TASK REQUIREMENTS ::
Each line of the listing should be reproduced exactly.

-=-=-=-=-

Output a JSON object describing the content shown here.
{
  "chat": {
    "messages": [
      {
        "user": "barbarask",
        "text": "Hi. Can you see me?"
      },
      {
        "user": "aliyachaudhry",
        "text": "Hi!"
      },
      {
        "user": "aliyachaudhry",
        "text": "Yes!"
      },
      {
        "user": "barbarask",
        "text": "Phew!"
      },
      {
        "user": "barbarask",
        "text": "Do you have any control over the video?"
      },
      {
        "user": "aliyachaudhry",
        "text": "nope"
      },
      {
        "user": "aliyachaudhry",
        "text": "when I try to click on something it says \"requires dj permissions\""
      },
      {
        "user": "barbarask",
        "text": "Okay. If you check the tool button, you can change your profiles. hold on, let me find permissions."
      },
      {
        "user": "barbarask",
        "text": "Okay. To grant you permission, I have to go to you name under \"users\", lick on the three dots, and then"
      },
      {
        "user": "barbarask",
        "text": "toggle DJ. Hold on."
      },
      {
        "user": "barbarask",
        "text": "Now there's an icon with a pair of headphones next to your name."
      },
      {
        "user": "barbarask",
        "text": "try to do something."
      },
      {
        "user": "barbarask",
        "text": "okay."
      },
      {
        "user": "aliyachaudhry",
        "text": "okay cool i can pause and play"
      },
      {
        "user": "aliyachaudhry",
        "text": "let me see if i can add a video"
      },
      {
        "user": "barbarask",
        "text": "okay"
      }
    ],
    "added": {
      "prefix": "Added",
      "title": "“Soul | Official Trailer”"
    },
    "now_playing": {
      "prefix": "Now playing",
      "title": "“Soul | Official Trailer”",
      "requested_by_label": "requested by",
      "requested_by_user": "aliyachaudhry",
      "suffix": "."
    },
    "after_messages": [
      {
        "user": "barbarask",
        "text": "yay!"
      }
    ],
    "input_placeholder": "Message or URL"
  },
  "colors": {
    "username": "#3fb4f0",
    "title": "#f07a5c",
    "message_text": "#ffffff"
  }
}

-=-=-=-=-

TASK ANSWER ::
Output a JSON object describing the content shown here.
{
  "chat": {
    "messages": [
      {
        "user": "barbarask",
        "text": "Hi. Can you see me?"
      },
      {
        "user": "aliyachaudhry",
        "text": "Hi!"
      },
      {
        "user": "aliyachaudhry",
        "text": "Yes!"
      },
      {
        "user": "barbarask",
        "text": "Phew!"
      },
      {
        "user": "barbarask",
        "text": "Do you have any control over the video?"
      },
      {
        "user": "aliyachaudhry",
        "text": "nope"
      },
      {
        "user": "aliyachaudhry",
        "text": "when I try to click on something it says \"requires dj permissions\""
      },
      {
        "user": "barbarask",
        "text": "Okay. If you check the tool button, you can change your profiles. hold on, let me find permissions."
      },
      {
        "user": "barbarask",
        "text": "Okay. To grant you permission, I have to go to you name under \"users\", lick on the three dots, and then"
      },
      {
        "user": "barbarask",
        "text": "toggle DJ. Hold on."
      },
      {
        "user": "barbarask",
        "text": "Now there's an icon with a pair of headphones next to your name."
      },
      {
        "user": "barbarask",
        "text": "try to do something."
      },
      {
        "user": "barbarask",
        "text": "okay."
      },
      {
        "user": "aliyachaudhry",
        "text": "okay cool i can pause and play"
      },
      {
        "user": "aliyachaudhry",
        "text": "let me see if i can add a video"
      },
      {
        "user": "barbarask",
        "text": "okay"
      }
    ],
    "added": {
      "prefix": "Added",
      "title": "“Soul | Official Trailer”"
    },
    "now_playing": {
      "prefix": "Now playing",
      "title": "“Soul | Official Trailer”",
      "requested_by_label": "requested by",
      "requested_by_user": "aliyachaudhry",
      "suffix": "."
    },
    "after_messages": [
      {
        "user": "barbarask",
        "text": "yay!"
      }
    ],
    "input_placeholder": "Message or URL"
  },
  "colors": {
    "username": "#3fb4f0",
    "title": "#f07a5c",
    "message_text": "#ffffff"
  }
}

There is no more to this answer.